_PROBLEM REQUIREMENTS_
Please find all lines containing "glyph" in the listing below and copy them.

_RECORDS PROVIDED_

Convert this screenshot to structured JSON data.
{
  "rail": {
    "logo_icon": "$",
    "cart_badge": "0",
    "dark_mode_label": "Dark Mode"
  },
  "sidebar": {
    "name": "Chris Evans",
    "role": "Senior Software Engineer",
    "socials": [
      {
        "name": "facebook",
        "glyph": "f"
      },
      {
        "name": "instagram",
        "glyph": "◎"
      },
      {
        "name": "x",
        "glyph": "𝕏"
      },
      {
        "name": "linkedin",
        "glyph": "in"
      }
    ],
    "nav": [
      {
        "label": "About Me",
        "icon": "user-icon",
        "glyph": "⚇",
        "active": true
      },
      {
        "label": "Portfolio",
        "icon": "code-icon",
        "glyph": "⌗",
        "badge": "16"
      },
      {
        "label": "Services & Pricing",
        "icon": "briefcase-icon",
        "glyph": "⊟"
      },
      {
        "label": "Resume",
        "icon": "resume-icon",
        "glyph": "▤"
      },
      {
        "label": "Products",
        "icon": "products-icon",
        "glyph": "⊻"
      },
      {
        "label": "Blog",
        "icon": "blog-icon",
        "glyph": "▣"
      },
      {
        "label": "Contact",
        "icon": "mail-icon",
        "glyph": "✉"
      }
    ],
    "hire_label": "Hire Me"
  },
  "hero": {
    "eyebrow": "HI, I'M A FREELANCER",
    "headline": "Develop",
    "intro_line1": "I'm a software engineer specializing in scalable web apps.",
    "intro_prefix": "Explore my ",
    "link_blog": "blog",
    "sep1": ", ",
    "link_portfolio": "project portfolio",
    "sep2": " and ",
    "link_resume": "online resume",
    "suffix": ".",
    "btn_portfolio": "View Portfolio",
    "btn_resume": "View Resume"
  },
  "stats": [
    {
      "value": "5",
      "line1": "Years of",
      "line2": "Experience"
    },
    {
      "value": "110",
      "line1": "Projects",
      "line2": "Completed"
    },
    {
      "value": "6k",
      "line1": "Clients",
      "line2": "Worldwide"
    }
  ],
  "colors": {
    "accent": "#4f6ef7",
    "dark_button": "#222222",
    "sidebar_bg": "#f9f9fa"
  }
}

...

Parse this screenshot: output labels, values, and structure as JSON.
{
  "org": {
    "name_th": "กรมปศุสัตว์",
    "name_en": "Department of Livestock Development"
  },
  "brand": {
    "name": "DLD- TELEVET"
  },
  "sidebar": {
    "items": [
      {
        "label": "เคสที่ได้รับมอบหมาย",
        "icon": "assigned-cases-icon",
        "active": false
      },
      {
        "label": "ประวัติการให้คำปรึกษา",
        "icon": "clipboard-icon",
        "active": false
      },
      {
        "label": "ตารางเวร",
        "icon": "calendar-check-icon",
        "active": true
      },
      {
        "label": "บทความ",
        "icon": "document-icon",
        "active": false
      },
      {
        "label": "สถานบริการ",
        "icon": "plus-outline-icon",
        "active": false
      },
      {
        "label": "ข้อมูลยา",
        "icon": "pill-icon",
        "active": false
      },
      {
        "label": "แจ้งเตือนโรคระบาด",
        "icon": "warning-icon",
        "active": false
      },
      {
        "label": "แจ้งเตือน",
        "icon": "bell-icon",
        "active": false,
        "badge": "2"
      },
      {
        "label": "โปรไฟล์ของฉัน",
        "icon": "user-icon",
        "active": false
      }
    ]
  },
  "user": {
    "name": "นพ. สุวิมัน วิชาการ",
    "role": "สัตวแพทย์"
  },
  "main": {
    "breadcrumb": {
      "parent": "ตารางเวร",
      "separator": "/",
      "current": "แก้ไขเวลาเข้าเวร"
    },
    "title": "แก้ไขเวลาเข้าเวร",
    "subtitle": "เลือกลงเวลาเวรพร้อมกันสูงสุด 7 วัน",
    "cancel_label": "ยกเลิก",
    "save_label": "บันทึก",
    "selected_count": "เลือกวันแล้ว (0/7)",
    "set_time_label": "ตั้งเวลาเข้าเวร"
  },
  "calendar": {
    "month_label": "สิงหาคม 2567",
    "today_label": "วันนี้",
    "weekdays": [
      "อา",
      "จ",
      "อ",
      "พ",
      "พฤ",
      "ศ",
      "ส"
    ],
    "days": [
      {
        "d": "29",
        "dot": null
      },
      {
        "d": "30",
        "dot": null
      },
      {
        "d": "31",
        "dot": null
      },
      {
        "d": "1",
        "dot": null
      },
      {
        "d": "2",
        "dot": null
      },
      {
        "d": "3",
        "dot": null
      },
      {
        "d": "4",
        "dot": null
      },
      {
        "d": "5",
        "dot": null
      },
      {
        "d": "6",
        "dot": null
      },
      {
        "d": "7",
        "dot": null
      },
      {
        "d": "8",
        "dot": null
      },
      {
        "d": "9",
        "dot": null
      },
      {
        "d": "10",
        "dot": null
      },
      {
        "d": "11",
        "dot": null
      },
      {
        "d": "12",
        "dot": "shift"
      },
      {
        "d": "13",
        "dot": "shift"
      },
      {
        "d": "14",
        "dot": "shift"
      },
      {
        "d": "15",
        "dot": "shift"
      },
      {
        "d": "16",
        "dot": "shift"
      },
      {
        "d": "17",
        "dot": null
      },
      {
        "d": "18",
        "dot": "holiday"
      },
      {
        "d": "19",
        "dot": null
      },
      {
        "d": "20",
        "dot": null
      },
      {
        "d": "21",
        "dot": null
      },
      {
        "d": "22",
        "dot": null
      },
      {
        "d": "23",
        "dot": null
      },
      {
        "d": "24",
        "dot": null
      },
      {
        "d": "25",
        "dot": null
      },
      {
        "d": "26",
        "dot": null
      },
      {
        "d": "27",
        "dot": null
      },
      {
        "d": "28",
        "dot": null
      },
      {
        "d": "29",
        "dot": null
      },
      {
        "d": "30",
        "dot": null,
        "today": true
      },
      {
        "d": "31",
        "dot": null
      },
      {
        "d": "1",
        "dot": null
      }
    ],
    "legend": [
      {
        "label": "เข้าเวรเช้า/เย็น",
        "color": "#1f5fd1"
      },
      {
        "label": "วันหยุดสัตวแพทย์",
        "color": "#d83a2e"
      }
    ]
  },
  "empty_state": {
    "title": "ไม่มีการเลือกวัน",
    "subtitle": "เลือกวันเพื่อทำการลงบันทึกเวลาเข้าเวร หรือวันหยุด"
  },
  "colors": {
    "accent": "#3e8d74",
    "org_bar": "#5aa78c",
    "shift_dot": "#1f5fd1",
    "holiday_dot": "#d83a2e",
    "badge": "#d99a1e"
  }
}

_YOUR RESPONSE_
        "glyph": "f"
        "glyph": "◎"
        "glyph": "𝕏"
        "glyph": "in"
        "glyph": "⚇",
        "glyph": "⌗",
        "glyph": "⊟"
        "glyph": "▤"
        "glyph": "⊻"
        "glyph": "▣"
        "glyph": "✉"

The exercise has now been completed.